#### Task instructions
Show every line of the material that follows in which the word "Heading" occurs.

#### Data for this exercise
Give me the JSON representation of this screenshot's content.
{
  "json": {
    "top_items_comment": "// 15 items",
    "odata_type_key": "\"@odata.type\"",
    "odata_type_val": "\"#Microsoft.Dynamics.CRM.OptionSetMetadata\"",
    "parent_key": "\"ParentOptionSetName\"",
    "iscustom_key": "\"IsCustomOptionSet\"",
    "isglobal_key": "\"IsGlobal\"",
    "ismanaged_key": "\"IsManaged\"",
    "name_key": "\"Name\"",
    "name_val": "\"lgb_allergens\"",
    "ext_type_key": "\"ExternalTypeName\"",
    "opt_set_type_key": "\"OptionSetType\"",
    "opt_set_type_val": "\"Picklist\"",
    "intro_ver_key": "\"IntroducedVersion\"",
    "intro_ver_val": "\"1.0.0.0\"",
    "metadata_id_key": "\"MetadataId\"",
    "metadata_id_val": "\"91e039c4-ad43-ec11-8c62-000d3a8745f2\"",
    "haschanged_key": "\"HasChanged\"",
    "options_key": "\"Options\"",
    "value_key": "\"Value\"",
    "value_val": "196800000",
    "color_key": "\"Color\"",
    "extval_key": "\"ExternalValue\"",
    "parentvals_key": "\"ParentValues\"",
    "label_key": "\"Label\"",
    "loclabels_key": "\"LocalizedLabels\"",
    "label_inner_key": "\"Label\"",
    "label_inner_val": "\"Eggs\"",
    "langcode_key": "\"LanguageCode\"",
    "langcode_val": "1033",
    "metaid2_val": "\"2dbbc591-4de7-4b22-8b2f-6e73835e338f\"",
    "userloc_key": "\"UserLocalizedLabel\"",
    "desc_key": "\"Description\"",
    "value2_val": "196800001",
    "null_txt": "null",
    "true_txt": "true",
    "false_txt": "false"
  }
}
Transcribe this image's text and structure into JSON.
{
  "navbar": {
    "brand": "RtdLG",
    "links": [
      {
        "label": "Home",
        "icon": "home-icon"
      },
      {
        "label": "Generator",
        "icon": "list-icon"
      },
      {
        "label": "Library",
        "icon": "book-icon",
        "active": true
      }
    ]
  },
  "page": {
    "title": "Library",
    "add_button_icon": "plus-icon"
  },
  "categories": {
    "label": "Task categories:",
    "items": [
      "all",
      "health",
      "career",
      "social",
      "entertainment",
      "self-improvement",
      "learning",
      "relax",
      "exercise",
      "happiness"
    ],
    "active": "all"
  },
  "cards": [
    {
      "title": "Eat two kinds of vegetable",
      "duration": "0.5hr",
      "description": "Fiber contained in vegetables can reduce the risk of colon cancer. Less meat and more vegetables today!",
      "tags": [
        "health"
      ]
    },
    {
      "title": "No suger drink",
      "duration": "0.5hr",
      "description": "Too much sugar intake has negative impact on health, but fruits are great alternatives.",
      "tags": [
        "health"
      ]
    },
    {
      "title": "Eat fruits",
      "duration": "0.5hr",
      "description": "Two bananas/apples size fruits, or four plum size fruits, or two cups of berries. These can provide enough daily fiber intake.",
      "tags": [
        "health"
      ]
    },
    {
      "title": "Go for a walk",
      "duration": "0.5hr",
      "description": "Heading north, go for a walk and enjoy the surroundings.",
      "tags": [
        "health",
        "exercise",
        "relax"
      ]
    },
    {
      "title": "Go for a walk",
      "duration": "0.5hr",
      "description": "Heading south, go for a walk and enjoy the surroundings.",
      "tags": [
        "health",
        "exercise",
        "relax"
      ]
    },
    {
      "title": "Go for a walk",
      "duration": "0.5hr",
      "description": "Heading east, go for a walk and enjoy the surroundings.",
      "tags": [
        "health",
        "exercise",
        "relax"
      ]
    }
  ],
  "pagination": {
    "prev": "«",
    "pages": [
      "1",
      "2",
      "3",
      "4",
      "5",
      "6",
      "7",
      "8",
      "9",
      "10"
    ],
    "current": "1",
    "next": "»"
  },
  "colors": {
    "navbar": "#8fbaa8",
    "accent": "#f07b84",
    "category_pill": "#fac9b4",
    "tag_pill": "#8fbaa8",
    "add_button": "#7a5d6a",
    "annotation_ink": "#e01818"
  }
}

#### Solution for this problem
      "description": "Heading north, go for a walk and enjoy the surroundings.",
      "description": "Heading south, go for a walk and enjoy the surroundings.",
      "description": "Heading east, go for a walk and enjoy the surroundings.",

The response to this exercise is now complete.